The History of the Phillips Screwdriver

32 years ago the Phillips screwdriver was patented by Henry F. Phillips who was a Portland, Oregon, businessman.
from Wired
Phillips wasn’t trying to make life with hand tools easier. He was trying to solve an industrial problem. To drive a slot screw, you need hand-eye coordination to line up the screwdriver and the slot. If you’re a machine — especially a 1930s machine — you ain’t got no eye, and your hand coordination may depend on humans.

The Phillips-head screw and Phillips screwdriver were designed for power tools, especially power tools on assembly lines. The shallow, cruciform slot in the screw allows the tapering cruciform shape of the screwdriver to seat itself automatically when contact and rotation are achieved. That saves a second or two, and if you’ve got hundreds of screws in thousands of units (say, cars), you’re talking big time here.
And not only does a power Phillips driver get engaged fast, it stays engaged and doesn’t tend to slide out of the screw from centrifugal force. Another advantage: It’s hard to overscrew with a power tool. The screwdriver will likely just pop out when the screw is completely fastened.

via Remodeling for Geeks

You Might Also Like

  • paullafargue

    I think you need to correct the following statement:
    “32 years ago the Phillips screwdriver was patented by Henry F. Phillips”

    It was more like eighty years ago.

  • Jim Harrer

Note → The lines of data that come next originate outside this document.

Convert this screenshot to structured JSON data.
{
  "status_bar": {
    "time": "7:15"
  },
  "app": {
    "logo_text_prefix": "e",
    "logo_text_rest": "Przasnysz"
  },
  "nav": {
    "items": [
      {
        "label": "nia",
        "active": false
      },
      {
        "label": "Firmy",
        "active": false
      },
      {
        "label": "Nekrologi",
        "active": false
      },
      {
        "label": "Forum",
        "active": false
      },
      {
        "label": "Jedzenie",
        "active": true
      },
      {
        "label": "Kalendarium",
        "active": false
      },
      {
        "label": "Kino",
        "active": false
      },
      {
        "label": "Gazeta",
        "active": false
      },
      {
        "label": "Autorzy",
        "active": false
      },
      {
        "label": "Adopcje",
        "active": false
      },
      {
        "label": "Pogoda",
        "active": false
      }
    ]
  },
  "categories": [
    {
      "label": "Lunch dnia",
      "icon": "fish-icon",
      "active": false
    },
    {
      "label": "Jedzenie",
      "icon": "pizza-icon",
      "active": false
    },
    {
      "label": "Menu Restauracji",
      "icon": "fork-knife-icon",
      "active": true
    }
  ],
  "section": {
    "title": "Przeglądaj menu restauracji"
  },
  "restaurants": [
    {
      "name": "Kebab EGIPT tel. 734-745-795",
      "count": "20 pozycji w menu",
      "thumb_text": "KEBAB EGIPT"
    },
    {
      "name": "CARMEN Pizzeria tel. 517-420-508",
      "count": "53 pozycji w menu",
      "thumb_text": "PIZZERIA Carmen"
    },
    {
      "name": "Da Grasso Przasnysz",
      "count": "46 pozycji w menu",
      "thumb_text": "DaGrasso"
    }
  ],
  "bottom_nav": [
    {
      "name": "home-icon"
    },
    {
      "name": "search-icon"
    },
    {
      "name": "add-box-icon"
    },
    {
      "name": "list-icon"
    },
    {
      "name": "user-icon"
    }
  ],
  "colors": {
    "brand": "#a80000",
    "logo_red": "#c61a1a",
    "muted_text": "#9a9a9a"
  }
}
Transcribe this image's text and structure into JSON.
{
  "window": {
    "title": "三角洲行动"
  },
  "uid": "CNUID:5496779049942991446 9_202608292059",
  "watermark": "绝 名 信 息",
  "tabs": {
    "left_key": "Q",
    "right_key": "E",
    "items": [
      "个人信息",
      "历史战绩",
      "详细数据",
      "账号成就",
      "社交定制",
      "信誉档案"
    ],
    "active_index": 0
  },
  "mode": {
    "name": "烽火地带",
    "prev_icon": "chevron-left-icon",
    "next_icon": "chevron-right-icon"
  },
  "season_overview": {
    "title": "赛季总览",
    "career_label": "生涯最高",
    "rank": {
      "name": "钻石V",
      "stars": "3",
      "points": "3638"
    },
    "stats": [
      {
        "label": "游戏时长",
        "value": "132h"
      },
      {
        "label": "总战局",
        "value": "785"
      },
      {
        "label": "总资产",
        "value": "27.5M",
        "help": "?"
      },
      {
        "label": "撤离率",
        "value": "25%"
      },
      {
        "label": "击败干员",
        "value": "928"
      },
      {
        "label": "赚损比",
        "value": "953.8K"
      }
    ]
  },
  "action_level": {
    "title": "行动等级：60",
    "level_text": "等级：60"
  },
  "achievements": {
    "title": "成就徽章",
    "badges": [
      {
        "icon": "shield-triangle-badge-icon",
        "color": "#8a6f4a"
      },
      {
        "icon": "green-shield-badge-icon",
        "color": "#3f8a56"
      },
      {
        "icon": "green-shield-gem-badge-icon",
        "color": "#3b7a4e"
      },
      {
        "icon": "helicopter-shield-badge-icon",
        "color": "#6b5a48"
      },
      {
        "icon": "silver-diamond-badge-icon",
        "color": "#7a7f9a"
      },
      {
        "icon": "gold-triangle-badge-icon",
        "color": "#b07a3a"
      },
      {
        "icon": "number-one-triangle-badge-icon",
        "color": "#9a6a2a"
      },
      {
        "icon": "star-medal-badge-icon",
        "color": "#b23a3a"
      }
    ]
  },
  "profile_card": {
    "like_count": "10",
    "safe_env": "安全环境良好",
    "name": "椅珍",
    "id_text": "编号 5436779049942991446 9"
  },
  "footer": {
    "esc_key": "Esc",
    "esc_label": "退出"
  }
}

    Yes…..and the screws had a Phillips head on them hence the name phillips head screwdriver!! But slotted screws are NOT called flat head, either should that flat bladed screw driver be called a flat head—–cringe??!!! As far as slotted screws go there are round, counter sunk & fillister heads to name a few………….